The World Health Organisation (WHO) has predicted that the number of cancer cases will reach 24 million a year by 2035, due to demographic factors including population increases and an increasingly ageing population. The WHO recommends more focus on cancer prevention, tackling risk factors such as smoking, diet, obesity and drinking.
“Fourteen million people a year are diagnosed with cancer, but that is predicted to increase to 19 million by 2025, 22 million by 2030 and 24 million by 2035”.
Cancer ‘tidal wave’ on horizon, warns WHO. London: BBC Health News, February 4th 2014.
Lifestyle Versus Chance?: Both Actually
More than four in ten cancers – perhaps 600,000 cases in the UK yearly – might be preventable if people led healthier lives, according to Cancer Research UK.
Life choices ‘behind more than four in 10 cancers’. London: BBC Health News, December 26th 2014.

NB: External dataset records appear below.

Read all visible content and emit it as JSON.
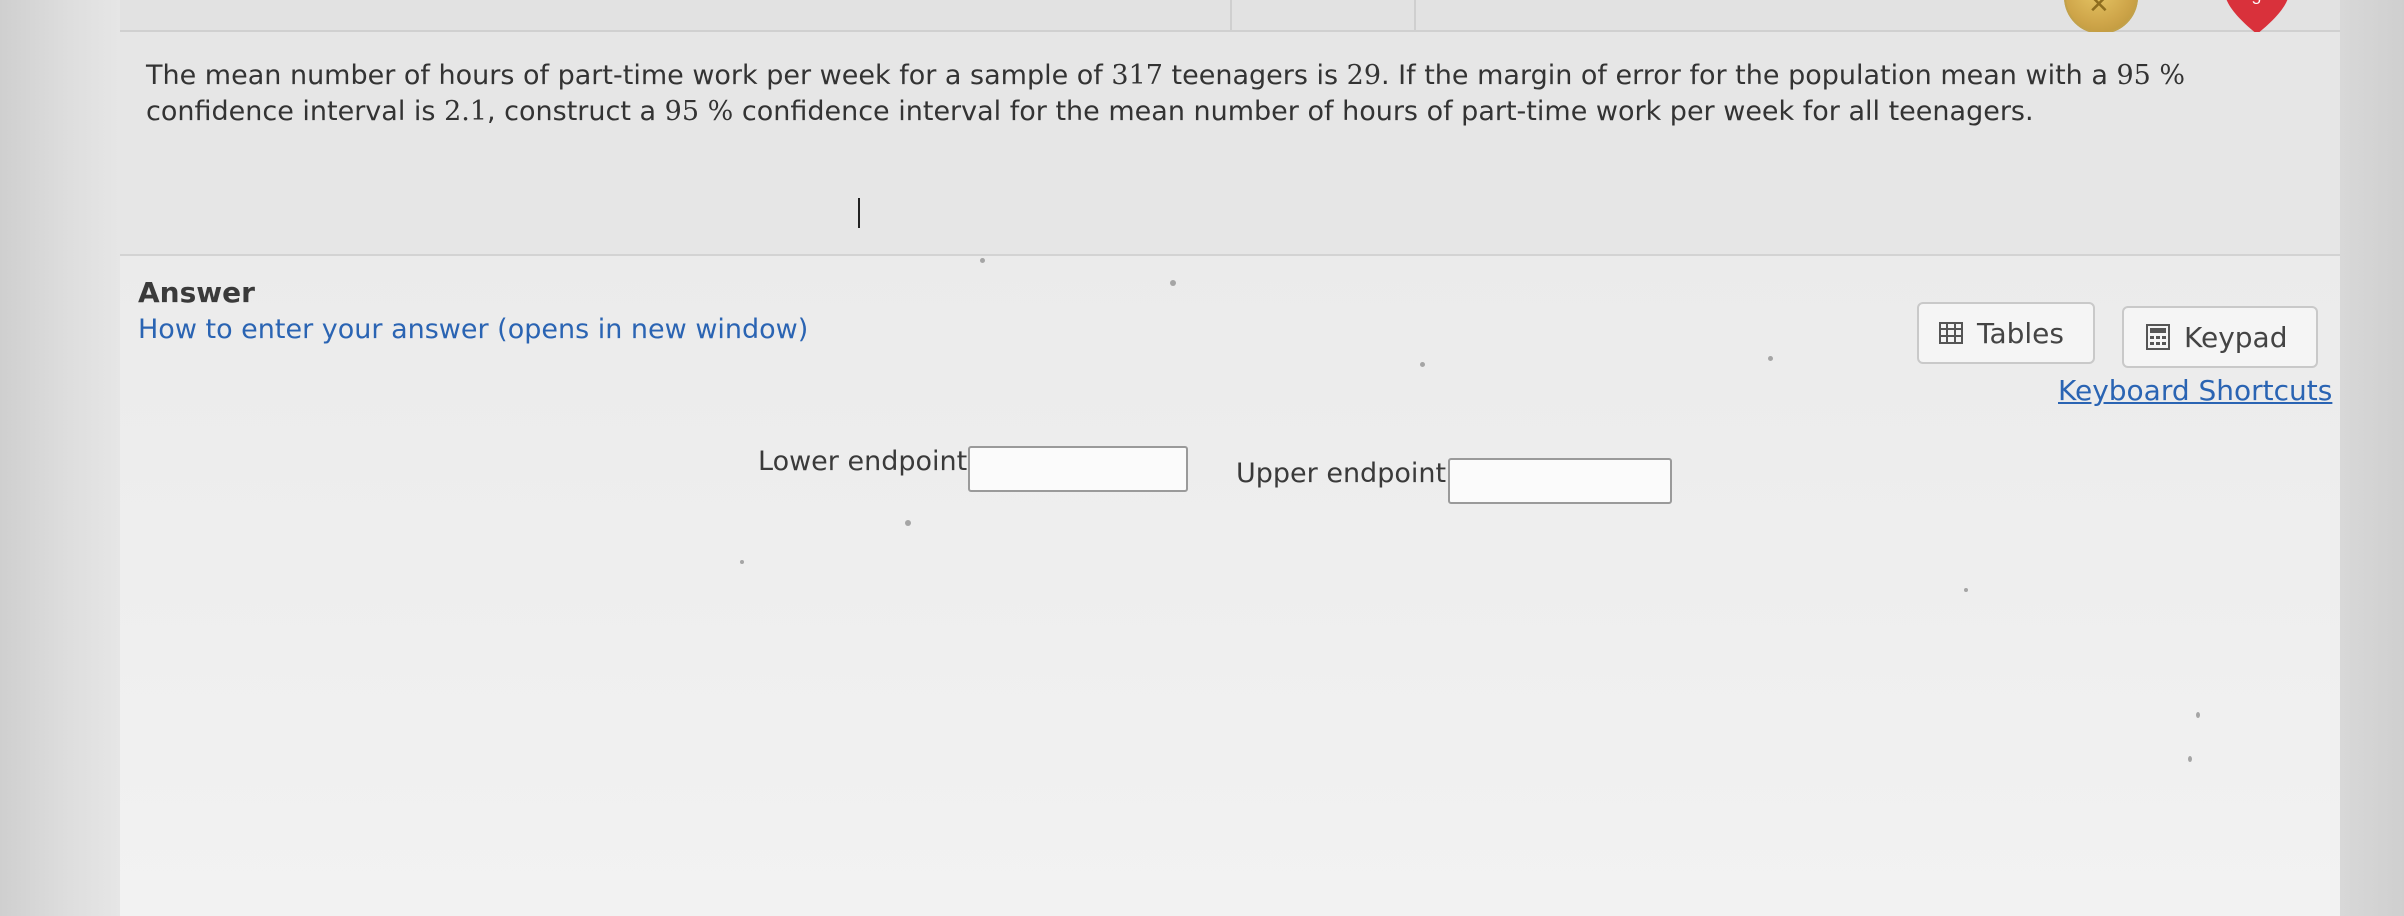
{
  "question": {
    "segments": [
      {
        "t": "text",
        "v": "The mean number of hours of part-time work per week for a sample of "
      },
      {
        "t": "num",
        "v": "317"
      },
      {
        "t": "text",
        "v": " teenagers is "
      },
      {
        "t": "num",
        "v": "29"
      },
      {
        "t": "text",
        "v": ".  If the margin of error for the population mean with a "
      },
      {
        "t": "num",
        "v": "95 %"
      },
      {
        "t": "text",
        "v": "  confidence interval is "
      },
      {
        "t": "num",
        "v": "2.1"
      },
      {
        "t": "text",
        "v": ", construct a "
      },
      {
        "t": "num",
        "v": "95 %"
      },
      {
        "t": "text",
        "v": "  confidence interval for the mean number of hours of part-time work per week for all teenagers."
      }
    ]
  },
  "answer": {
    "heading": "Answer",
    "how_to_link": "How to enter your answer (opens in new window)"
  },
  "tools": {
    "tables_label": "Tables",
    "keypad_label": "Keypad",
    "shortcuts_label": "Keyboard Shortcuts"
  },
  "fields": {
    "lower_label": "Lower endpoint:",
    "lower_value": "",
    "upper_label": "Upper endpoint:",
    "upper_value": ""
  },
  "icons": {
    "tables": "table-grid-icon",
    "keypad": "calculator-icon",
    "coin": "coin-icon",
    "heart": "heart-icon"
  },
  "colors": {
    "link": "#2a64b3",
    "text": "#333333",
    "heart": "#d9313b",
    "coin": "#cfa64a"
  }
}
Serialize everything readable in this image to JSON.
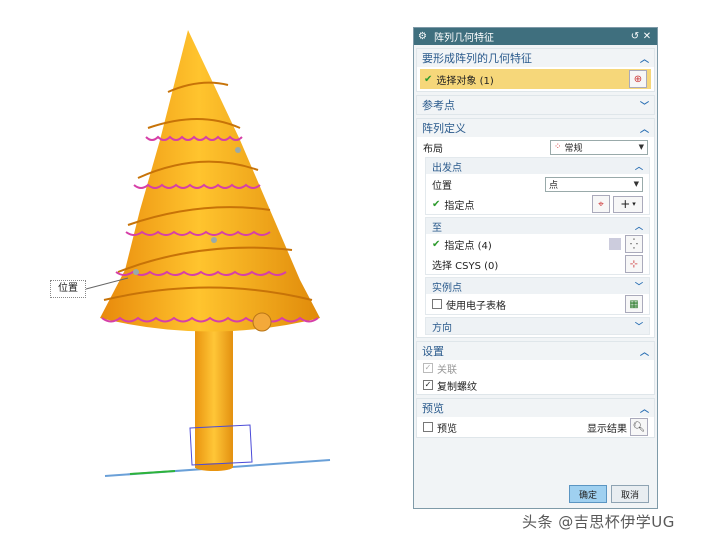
{
  "viewport": {
    "callout_label": "位置"
  },
  "dialog": {
    "title": "阵列几何特征",
    "sections": {
      "geometry": {
        "header": "要形成阵列的几何特征",
        "select_label": "选择对象 (1)"
      },
      "reference": {
        "header": "参考点"
      },
      "pattern_def": {
        "header": "阵列定义",
        "layout_label": "布局",
        "layout_value": "常规",
        "from": {
          "header": "出发点",
          "position_label": "位置",
          "position_value": "点",
          "specify_point_label": "指定点"
        },
        "to": {
          "header": "至",
          "specify_point_label": "指定点 (4)",
          "select_csys_label": "选择 CSYS (0)"
        },
        "instance": {
          "header": "实例点",
          "use_spreadsheet_label": "使用电子表格"
        },
        "direction": {
          "header": "方向"
        }
      },
      "settings": {
        "header": "设置",
        "associative_label": "关联",
        "copy_threads_label": "复制螺纹"
      },
      "preview": {
        "header": "预览",
        "preview_label": "预览",
        "show_result_label": "显示结果"
      }
    },
    "buttons": {
      "ok": "确定",
      "cancel": "取消"
    }
  },
  "watermark": "头条 @吉思杯伊学UG",
  "colors": {
    "titlebar": "#3f6f7e",
    "selected_row": "#f6d77a",
    "tree_body": "#f5a81a",
    "tree_edge": "#d63fa8",
    "header_text": "#2a5a8c"
  }
}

Alternative (actually complementary) evidence suggests that the risk of developing most types of cancer could be due to bad luck (i.e. chance, dependent on the rates at which stem cells in different tissues divide, and so pick-up random mutations) rather than modifiable risk factors such as smoking:
Gallagher, J. (2014). Most cancer types ‘just bad luck’. London: BBC Health News, January 2nd 2015.
This relates to:
Full Text Link (Note: This article requires a suitable Athens password, a journal subscription or payment for access).
Tomasetti, C. [and] Vogelstein, B. (2014). Variation in cancer risk among tissues can be explained by the number of stem cell divisions. Science. January 2nd 2015, Vol.347(6217), pp.78-81.
Estimates Revised Upwards
New estimates in the British Journal of Cancer indicate that one in two people in the UK could develop cancer at some point, although healthy lifestyle choices might prevent many cases.
Gallagher, J. (2015). ‘Half of UK people’ will get cancer. London: BBC Health News, February 4th 2015.
This relates to:
Ahmad, A. Ormiston-Smith, N. [and] Sasieni, PD. (2015). Trends in the lifetime risk of developing cancer in Great Britain: comparison of risk for those born from 1930 to 1960. British Journal of Cancer. February 3rd 2015. [Epub ahead of print].